# Activity:
All of the records should be restated word for word.

┄┄┄┄┄┄┄┄┄┄

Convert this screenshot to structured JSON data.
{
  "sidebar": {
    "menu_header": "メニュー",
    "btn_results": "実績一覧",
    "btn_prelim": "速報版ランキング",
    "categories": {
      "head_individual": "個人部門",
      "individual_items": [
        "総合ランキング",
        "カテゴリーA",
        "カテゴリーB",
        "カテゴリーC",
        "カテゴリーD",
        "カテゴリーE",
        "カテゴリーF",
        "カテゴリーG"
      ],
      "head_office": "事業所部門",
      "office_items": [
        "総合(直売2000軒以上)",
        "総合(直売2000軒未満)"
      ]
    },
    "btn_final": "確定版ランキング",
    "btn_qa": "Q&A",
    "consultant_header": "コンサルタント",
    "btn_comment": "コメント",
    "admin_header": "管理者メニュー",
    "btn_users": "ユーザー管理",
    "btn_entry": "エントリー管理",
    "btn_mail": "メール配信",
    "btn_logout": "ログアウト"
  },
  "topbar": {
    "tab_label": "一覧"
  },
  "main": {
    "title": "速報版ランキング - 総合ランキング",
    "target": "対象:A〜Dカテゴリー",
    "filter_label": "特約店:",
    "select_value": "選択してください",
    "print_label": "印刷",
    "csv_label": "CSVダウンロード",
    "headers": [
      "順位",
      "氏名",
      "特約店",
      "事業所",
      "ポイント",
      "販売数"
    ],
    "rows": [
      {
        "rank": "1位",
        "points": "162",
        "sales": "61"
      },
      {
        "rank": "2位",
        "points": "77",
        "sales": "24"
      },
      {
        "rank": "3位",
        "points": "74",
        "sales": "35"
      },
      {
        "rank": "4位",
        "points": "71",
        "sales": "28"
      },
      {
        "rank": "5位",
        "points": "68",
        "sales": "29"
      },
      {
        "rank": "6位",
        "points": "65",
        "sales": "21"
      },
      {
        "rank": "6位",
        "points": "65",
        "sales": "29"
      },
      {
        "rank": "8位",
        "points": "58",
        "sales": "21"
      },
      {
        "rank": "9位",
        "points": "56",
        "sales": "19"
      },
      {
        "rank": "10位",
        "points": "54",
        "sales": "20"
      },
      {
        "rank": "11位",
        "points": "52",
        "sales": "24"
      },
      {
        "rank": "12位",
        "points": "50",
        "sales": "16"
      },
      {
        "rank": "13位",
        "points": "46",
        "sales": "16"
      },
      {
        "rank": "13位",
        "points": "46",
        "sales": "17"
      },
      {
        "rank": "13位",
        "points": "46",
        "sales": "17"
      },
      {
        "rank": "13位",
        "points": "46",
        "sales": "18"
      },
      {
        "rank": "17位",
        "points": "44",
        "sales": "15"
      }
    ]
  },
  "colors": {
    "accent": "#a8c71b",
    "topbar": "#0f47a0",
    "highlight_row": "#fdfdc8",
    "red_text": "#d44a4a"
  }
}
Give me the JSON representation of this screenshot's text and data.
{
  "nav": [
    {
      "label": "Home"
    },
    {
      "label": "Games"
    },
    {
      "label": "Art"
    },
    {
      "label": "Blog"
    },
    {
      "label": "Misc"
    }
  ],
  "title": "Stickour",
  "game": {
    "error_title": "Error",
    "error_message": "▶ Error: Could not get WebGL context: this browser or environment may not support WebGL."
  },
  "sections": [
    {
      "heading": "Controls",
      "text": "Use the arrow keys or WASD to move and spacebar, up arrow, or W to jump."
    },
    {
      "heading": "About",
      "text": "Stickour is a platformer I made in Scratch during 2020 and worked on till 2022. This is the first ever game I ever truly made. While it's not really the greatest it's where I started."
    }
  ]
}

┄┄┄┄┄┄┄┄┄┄

# Written response:
Convert this screenshot to structured JSON data.
{
  "sidebar": {
    "menu_header": "メニュー",
    "btn_results": "実績一覧",
    "btn_prelim": "速報版ランキング",
    "categories": {
      "head_individual": "個人部門",
      "individual_items": [
        "総合ランキング",
        "カテゴリーA",
        "カテゴリーB",
        "カテゴリーC",
        "カテゴリーD",
        "カテゴリーE",
        "カテゴリーF",
        "カテゴリーG"
      ],
      "head_office": "事業所部門",
      "office_items": [
        "総合(直売2000軒以上)",
        "総合(直売2000軒未満)"
      ]
    },
    "btn_final": "確定版ランキング",
    "btn_qa": "Q&A",
    "consultant_header": "コンサルタント",
    "btn_comment": "コメント",
    "admin_header": "管理者メニュー",
    "btn_users": "ユーザー管理",
    "btn_entry": "エントリー管理",
    "btn_mail": "メール配信",
    "btn_logout": "ログアウト"
  },
  "topbar": {
    "tab_label": "一覧"
  },
  "main": {
    "title": "速報版ランキング - 総合ランキング",
    "target": "対象:A〜Dカテゴリー",
    "filter_label": "特約店:",
    "select_value": "選択してください",
    "print_label": "印刷",
    "csv_label": "CSVダウンロード",
    "headers": [
      "順位",
      "氏名",
      "特約店",
      "事業所",
      "ポイント",
      "販売数"
    ],
    "rows": [
      {
        "rank": "1位",
        "points": "162",
        "sales": "61"
      },
      {
        "rank": "2位",
        "points": "77",
        "sales": "24"
      },
      {
        "rank": "3位",
        "points": "74",
        "sales": "35"
      },
      {
        "rank": "4位",
        "points": "71",
        "sales": "28"
      },
      {
        "rank": "5位",
        "points": "68",
        "sales": "29"
      },
      {
        "rank": "6位",
        "points": "65",
        "sales": "21"
      },
      {
        "rank": "6位",
        "points": "65",
        "sales": "29"
      },
      {
        "rank": "8位",
        "points": "58",
        "sales": "21"
      },
      {
        "rank": "9位",
        "points": "56",
        "sales": "19"
      },
      {
        "rank": "10位",
        "points": "54",
        "sales": "20"
      },
      {
        "rank": "11位",
        "points": "52",
        "sales": "24"
      },
      {
        "rank": "12位",
        "points": "50",
        "sales": "16"
      },
      {
        "rank": "13位",
        "points": "46",
        "sales": "16"
      },
      {
        "rank": "13位",
        "points": "46",
        "sales": "17"
      },
      {
        "rank": "13位",
        "points": "46",
        "sales": "17"
      },
      {
        "rank": "13位",
        "points": "46",
        "sales": "18"
      },
      {
        "rank": "17位",
        "points": "44",
        "sales": "15"
      }
    ]
  },
  "colors": {
    "accent": "#a8c71b",
    "topbar": "#0f47a0",
    "highlight_row": "#fdfdc8",
    "red_text": "#d44a4a"
  }
}
Give me the JSON representation of this screenshot's text and data.
{
  "nav": [
    {
      "label": "Home"
    },
    {
      "label": "Games"
    },
    {
      "label": "Art"
    },
    {
      "label": "Blog"
    },
    {
      "label": "Misc"
    }
  ],
  "title": "Stickour",
  "game": {
    "error_title": "Error",
    "error_message": "▶ Error: Could not get WebGL context: this browser or environment may not support WebGL."
  },
  "sections": [
    {
      "heading": "Controls",
      "text": "Use the arrow keys or WASD to move and spacebar, up arrow, or W to jump."
    },
    {
      "heading": "About",
      "text": "Stickour is a platformer I made in Scratch during 2020 and worked on till 2022. This is the first ever game I ever truly made. While it's not really the greatest it's where I started."
    }
  ]
}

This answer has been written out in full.